TASK DATA »
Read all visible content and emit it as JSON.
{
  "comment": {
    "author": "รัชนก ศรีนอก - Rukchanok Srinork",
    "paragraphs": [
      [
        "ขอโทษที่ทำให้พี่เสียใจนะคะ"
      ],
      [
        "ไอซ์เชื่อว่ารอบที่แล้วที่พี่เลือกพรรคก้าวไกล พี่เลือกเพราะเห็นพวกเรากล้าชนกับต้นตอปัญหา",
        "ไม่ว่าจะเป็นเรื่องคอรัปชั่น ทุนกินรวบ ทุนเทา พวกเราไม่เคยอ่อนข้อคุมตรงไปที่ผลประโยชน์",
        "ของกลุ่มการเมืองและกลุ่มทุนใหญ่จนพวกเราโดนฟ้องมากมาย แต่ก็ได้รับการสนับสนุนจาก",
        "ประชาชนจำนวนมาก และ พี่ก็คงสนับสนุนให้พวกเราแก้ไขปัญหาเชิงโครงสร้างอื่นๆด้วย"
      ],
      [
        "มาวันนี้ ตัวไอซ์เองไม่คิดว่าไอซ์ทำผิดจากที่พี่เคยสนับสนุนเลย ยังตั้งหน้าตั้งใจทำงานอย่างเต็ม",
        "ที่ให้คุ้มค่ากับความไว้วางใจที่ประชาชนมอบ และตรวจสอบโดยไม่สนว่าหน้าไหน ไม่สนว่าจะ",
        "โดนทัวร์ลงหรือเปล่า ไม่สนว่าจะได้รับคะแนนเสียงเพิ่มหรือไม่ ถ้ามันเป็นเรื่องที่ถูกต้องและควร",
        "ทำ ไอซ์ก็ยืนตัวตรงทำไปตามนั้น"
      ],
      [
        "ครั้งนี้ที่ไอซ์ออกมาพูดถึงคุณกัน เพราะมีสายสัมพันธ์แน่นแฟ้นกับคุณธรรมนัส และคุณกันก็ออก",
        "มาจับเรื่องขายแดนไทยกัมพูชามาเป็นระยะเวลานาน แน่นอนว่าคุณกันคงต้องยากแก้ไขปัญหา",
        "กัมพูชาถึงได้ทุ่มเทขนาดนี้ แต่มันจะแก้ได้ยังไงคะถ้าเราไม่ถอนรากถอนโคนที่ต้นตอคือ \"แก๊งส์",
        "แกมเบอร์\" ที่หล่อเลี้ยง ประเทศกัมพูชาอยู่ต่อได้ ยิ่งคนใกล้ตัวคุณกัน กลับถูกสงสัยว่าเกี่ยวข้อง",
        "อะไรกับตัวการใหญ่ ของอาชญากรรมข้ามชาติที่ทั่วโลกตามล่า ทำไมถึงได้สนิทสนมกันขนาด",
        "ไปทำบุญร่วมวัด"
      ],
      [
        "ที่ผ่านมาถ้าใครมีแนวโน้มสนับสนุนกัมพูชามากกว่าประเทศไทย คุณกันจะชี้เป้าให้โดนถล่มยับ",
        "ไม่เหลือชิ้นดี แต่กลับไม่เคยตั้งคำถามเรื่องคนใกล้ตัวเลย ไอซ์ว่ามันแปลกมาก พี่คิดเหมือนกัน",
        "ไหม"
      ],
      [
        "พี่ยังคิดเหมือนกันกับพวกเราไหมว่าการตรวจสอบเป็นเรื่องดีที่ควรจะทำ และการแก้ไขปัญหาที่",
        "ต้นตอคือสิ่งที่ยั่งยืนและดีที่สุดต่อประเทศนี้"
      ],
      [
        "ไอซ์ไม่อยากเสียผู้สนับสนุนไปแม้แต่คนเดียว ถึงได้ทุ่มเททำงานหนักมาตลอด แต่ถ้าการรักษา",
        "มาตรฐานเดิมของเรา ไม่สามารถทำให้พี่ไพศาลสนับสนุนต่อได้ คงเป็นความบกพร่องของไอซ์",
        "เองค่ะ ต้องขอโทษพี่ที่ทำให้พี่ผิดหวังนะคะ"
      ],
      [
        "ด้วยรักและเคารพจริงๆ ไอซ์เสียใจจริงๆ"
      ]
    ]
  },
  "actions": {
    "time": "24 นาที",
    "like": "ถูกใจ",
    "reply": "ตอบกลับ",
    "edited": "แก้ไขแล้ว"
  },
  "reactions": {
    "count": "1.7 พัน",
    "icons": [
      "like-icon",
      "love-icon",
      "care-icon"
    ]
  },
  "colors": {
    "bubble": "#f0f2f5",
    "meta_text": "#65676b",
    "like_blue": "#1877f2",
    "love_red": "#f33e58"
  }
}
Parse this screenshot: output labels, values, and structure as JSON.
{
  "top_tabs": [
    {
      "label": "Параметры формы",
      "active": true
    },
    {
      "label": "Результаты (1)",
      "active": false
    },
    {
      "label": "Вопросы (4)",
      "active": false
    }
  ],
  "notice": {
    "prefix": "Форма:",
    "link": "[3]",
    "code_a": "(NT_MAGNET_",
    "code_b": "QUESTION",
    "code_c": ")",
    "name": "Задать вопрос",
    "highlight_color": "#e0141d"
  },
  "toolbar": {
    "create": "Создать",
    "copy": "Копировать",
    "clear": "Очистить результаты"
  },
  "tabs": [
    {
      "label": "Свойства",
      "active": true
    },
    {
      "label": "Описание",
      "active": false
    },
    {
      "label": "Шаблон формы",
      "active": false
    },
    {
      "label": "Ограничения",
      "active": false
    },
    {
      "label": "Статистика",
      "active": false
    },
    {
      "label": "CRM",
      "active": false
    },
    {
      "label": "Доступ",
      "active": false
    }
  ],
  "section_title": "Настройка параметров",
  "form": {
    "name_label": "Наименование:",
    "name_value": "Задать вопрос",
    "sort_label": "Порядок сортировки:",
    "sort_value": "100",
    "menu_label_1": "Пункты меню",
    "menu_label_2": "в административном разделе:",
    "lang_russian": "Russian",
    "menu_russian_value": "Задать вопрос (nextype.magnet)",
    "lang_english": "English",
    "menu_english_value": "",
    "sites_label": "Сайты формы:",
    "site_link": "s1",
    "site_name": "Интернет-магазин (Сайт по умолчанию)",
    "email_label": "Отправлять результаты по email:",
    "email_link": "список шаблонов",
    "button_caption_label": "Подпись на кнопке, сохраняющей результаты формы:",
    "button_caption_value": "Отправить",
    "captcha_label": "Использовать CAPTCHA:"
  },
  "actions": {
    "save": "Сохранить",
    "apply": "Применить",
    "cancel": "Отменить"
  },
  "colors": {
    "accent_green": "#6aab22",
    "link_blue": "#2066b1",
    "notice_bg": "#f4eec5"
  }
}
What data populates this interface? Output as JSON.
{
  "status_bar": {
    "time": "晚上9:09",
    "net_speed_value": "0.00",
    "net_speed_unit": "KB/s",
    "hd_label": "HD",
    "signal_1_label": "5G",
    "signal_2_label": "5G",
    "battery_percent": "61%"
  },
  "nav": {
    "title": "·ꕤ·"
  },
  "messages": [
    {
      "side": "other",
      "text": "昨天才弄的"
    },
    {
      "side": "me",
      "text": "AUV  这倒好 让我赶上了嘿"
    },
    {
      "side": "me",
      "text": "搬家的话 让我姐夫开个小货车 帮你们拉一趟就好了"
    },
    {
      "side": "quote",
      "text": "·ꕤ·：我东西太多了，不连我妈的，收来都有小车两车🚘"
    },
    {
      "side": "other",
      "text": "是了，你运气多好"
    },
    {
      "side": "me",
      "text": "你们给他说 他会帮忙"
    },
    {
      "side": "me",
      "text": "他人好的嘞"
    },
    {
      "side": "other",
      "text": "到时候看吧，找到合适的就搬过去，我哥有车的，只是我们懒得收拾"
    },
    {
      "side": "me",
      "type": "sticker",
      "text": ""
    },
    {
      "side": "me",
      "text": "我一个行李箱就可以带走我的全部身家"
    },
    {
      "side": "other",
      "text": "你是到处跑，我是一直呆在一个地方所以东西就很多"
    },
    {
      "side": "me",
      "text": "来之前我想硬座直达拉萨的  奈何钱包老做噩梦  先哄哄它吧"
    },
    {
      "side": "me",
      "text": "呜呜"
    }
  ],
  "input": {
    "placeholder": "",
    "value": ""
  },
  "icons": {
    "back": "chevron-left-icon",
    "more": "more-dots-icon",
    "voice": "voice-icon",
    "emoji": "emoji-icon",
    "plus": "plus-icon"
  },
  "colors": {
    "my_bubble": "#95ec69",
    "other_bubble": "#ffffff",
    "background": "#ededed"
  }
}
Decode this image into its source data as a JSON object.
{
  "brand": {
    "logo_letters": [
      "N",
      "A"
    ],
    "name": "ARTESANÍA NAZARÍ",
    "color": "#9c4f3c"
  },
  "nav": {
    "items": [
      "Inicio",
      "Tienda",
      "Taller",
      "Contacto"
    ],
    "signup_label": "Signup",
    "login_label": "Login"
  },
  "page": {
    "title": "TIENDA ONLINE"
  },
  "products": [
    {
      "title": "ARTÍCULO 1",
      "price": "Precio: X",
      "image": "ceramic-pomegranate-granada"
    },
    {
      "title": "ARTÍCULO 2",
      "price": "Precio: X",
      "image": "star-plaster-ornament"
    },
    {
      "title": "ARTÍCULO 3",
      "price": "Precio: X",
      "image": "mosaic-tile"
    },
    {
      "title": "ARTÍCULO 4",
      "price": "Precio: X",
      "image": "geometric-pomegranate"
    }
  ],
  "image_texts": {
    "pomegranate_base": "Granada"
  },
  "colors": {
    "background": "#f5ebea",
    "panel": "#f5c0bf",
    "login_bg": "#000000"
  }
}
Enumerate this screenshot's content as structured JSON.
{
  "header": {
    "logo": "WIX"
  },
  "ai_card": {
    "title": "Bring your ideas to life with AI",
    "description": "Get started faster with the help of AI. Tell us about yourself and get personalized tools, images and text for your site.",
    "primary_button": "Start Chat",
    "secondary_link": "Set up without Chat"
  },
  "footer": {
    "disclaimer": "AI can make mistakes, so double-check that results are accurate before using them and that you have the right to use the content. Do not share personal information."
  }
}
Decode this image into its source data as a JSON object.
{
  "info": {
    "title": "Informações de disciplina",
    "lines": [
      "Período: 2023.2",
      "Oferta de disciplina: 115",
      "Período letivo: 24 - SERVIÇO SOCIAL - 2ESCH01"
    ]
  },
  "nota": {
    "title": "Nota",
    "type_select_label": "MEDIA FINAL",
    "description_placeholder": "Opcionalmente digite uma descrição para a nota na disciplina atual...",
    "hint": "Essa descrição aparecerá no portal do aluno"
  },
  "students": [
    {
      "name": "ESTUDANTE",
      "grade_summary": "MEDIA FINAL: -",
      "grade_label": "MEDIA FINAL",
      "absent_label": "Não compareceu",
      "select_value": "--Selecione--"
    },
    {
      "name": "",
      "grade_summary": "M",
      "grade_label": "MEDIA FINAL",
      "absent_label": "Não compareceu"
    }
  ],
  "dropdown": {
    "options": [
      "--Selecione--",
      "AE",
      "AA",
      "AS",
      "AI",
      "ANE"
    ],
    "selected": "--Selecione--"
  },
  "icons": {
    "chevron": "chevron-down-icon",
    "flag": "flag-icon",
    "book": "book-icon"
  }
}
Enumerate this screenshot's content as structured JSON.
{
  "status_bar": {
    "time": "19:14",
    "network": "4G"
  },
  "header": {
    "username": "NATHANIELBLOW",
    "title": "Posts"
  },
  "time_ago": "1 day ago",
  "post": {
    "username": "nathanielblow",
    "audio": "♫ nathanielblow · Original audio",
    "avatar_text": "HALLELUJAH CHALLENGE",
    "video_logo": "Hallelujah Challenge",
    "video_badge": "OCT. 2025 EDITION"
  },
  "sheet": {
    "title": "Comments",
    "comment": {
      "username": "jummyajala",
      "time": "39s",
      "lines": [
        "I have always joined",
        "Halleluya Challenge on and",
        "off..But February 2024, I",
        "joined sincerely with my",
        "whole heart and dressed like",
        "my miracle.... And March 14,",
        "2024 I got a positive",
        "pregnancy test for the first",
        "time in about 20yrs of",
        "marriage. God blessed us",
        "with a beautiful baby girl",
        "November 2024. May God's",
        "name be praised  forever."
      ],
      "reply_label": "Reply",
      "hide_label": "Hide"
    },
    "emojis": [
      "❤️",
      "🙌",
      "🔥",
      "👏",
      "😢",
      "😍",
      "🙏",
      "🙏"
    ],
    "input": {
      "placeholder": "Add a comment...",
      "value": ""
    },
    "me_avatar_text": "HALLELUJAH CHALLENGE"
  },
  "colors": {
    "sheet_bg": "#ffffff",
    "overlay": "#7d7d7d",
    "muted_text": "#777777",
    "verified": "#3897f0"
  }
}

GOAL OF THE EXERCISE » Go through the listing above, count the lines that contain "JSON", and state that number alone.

ANSWER BOX » 7